CERTIORARI TO THE UNITED STATES COURT OF APPEALS FOR THE NINTH CIRCUIT.
White, J., delivered the opinion of the Court, in which Brennan, Stewart, Marshall, and Blackmun, JJ., joined. Burger, C. J., and Powell, Rehnquist, and Stevens, JJ., filed a dissenting statement, post, p. 334.
MR. JUSTICE WHITE delivered the opinion of the Court.
The issue in this case is whether the Equal Employment Opportunity Commission (EEOC) may seek classwide relief under § 706 (f)(1) of Title VII of the Civil Rights Act of 1964 (Title VII) without being certified as the class representative under Rule 23 of the Federal Rules of Civil Procedure.

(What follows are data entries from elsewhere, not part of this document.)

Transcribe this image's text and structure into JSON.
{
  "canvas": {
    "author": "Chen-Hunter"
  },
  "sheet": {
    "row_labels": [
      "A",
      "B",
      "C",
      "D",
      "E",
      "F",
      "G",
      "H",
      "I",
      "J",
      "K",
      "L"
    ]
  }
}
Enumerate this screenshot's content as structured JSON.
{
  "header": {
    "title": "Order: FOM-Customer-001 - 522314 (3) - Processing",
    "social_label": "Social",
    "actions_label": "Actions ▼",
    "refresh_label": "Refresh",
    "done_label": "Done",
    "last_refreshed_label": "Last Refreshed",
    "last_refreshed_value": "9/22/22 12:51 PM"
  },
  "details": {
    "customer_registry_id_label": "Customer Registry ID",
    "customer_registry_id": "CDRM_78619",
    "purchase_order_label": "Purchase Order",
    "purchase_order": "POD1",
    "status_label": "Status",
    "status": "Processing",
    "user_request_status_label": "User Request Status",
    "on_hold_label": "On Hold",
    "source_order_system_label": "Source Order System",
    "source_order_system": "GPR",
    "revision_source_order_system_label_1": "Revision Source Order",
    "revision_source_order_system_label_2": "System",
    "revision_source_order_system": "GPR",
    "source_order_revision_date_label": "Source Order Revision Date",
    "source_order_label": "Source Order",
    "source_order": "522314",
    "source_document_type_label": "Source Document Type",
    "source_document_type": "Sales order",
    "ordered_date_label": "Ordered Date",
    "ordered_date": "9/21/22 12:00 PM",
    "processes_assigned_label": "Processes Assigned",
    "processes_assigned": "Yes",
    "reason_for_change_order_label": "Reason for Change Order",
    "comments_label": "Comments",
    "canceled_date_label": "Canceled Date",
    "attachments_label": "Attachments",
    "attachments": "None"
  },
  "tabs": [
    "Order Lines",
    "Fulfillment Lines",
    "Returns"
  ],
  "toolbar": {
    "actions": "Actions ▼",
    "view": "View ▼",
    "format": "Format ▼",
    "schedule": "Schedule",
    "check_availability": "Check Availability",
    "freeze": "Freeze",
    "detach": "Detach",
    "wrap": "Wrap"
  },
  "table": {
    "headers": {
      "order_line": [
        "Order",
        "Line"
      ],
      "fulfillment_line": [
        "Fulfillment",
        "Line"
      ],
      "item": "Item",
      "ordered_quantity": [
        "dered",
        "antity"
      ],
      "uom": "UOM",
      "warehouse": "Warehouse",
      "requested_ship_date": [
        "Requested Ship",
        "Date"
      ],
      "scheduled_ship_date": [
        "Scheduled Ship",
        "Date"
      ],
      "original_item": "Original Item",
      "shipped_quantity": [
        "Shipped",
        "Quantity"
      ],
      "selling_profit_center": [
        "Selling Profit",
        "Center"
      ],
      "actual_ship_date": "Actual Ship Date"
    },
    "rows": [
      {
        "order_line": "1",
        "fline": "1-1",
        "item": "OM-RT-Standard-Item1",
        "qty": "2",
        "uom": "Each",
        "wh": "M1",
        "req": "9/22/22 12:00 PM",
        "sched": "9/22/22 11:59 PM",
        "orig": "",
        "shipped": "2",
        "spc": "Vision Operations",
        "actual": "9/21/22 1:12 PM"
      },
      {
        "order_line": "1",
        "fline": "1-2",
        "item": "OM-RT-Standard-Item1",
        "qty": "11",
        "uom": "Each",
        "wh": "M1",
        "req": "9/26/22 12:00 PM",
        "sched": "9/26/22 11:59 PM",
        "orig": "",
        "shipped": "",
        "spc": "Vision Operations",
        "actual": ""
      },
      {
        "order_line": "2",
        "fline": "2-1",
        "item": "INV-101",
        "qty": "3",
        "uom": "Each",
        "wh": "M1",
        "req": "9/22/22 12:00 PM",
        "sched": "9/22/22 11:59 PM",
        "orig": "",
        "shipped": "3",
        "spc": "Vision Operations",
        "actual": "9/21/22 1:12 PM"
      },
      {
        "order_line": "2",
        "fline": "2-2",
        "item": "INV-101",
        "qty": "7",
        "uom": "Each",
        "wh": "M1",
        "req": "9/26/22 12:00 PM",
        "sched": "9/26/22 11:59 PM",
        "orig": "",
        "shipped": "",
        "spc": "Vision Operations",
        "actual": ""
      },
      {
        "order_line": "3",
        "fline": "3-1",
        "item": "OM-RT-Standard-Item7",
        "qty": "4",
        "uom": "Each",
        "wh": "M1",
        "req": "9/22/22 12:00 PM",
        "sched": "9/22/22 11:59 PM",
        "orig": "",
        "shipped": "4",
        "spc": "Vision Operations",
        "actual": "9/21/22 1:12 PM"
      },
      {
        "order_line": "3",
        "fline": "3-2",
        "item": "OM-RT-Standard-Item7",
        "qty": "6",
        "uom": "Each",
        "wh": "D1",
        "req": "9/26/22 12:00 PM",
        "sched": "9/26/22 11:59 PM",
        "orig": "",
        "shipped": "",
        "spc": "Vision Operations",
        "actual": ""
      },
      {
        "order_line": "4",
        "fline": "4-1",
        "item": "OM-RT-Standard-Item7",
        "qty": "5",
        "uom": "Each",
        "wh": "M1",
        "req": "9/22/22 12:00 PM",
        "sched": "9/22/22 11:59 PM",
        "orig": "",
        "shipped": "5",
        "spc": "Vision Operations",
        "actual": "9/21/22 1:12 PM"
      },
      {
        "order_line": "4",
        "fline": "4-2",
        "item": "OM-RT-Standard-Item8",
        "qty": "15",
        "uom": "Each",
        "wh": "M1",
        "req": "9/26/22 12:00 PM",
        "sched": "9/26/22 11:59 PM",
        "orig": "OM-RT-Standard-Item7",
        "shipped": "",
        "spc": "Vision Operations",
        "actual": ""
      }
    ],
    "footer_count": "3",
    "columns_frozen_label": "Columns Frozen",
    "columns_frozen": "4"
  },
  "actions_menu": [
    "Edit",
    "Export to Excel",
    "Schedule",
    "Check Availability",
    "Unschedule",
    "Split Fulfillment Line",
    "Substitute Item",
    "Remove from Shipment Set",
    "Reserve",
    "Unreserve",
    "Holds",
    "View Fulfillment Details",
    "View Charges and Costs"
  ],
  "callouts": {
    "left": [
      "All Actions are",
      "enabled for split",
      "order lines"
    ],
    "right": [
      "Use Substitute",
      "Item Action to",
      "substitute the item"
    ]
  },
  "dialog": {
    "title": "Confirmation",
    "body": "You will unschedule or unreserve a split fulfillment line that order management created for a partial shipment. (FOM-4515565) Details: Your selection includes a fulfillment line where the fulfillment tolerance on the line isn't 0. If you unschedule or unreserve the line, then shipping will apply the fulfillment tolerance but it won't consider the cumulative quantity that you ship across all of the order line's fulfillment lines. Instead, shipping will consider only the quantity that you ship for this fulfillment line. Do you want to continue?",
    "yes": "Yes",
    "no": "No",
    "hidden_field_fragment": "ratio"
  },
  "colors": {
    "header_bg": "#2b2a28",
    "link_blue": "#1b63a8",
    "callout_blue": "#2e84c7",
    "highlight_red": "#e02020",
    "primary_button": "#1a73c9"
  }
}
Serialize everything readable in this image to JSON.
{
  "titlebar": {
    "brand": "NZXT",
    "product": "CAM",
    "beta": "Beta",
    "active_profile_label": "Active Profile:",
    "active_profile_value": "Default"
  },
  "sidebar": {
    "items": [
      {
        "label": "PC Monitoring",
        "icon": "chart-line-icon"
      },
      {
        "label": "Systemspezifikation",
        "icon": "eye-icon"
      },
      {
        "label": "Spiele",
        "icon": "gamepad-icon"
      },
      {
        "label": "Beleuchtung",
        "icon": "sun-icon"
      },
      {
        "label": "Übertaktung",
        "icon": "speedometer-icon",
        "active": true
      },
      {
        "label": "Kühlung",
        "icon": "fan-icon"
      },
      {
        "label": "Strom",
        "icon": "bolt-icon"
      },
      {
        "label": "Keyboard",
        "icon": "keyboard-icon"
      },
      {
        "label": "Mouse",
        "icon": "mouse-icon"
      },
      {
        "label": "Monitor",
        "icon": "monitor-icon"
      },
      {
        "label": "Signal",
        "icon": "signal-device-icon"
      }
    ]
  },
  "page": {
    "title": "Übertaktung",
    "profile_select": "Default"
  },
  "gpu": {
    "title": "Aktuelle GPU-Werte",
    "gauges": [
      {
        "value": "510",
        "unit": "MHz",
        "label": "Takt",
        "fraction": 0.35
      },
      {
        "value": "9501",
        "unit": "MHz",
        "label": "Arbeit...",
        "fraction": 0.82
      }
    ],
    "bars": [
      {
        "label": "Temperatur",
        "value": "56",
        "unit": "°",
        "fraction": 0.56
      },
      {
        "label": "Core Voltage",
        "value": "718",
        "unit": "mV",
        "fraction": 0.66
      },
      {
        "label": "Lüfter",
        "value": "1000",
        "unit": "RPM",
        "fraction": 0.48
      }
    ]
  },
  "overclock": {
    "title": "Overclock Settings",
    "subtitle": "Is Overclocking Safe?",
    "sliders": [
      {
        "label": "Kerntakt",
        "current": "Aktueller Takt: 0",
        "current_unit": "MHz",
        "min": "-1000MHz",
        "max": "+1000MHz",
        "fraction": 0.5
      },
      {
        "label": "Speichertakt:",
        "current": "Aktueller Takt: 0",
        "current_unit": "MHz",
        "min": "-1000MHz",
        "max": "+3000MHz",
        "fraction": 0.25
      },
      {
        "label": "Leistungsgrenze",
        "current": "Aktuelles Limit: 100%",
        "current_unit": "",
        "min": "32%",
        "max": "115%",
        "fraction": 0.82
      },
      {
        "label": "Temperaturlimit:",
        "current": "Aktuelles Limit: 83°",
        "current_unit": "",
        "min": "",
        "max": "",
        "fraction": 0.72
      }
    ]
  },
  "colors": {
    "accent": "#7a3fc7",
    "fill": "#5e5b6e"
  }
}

The Court of Appeals for the Ninth Circuit held that certification was not required. 599 F.2d 322 (1979). Because this is a recurring issue on which the federal courts are divided,*fn1 we granted certiorari, 444 U.S. 989 (1979). We affirm the judgment.
Four employees of General Telephone Company of the Northwest, Inc. (General Telephone), filed charges with the EEOC complaining of sex discrimination in employment. After investigation, the EEOC found reasonable cause to suspect discrimination against women, and in April 1977 brought suit in the United States District Court for the Western District of Washington under § 706 (f)(1) of Title VII, as amended, § 4, 86 Stat. 105, 42 U. S. C. § 2000e-5 (f)(1).*fn2
The EEOC named as defendants General Telephone and its subsidiary, West Coast Telephone Company of California, Inc. (hereinafter collectively referred to as General Telephone), as well as the certified bargaining agent, Local Union No. 89, International Brotherhood of Electrical Workers. The complaint alleged discrimination against female employees in General Telephone's facilities in the States of California, Idaho, Montana, and Oregon, in the form of restrictions on maternity leave, access to craft jobs, and promotion to managerial positions; it sought injunctive relief and backpay for the women affected by the challenged practices.
The complaint did not mention Federal Rule of Civil Procedure 23,*fn3 and the EEOC did not seek class certification pursuant
to that Rule. In August 1977, the EEOC moved pursuant to Federal Rule of Civil Procedure 42 (b) "for an order bifurcating the issue of class liability from the issue of individual damages." The District Court referred the motion to a Magistrate, see Title VII, § 706 (f)(5), and General Telephone moved "for an order dismissing the class action aspects" of the complaint.*fn4
The Magistrate concluded that the EEOC was not required to comply with Rule 23 and recommended that the motion be denied. The District Court adopted the recommendation, denied the motion to dismiss, and then certified the issue for interlocutory appeal to the Ninth Circuit. The Court of Appeals accepted the appeal, see 28 U. S. C. § 1292 (b), and affirmed the District Court's ruling.
We agree with the Court of Appeals that Rule 23 is not applicable to an enforcement action brought by the EEOC in its own name and pursuant to its authority under § 706 to prevent unlawful employment practices.*fn5 We rely on the language of Title VII, the legislative intent underlying the 1972 amendments to Title VII, and the enforcement procedures under Title VII prior to the amendments.
Title VII protects all employees of and applicants for employment with a covered employer, employment agency, labor organization, or training program against discrimination based on race, color, religion, sex, or national origin. Section 706 (a) empowers the EEOC "to prevent any person from ...